§ **Directions for this task**
Search the records below for the string "Stefano" and copy each line where it turns up.

Data items:
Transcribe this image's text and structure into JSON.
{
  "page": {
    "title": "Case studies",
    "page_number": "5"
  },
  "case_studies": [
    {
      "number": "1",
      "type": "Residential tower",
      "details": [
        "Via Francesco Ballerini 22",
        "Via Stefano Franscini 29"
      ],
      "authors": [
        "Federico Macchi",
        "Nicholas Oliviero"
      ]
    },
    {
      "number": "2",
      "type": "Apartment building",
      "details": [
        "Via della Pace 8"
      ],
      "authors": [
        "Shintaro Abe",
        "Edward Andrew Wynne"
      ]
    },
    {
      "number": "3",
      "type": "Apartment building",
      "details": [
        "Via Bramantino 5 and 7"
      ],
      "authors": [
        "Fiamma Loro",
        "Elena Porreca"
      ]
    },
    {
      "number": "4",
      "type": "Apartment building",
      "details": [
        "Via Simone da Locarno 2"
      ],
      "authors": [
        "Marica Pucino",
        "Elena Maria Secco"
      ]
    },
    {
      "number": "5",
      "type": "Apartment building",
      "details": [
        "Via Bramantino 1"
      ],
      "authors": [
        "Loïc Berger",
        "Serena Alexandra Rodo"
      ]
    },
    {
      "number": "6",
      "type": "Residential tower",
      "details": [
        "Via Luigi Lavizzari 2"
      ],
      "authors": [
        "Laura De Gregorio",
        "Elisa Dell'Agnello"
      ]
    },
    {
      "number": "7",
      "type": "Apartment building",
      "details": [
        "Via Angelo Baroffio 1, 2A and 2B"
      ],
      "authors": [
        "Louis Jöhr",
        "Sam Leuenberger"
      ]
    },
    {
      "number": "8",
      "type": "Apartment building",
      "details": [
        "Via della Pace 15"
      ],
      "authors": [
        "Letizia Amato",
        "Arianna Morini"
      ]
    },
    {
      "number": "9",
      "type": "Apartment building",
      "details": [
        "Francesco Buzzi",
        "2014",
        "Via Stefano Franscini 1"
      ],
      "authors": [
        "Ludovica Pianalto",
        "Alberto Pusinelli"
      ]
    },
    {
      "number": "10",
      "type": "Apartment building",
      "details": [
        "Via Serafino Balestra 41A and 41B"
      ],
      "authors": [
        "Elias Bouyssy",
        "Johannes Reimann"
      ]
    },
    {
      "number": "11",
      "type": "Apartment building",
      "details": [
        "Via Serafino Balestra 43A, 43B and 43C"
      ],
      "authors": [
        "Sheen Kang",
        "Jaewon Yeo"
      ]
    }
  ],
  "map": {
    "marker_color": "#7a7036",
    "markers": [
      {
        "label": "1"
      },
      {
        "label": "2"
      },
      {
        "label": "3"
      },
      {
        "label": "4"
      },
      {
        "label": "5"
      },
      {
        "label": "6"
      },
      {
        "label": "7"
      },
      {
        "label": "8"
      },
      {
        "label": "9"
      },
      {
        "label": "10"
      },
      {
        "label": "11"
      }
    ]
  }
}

§ **Your solution**
        "Via Stefano Franscini 29"
        "Via Stefano Franscini 1"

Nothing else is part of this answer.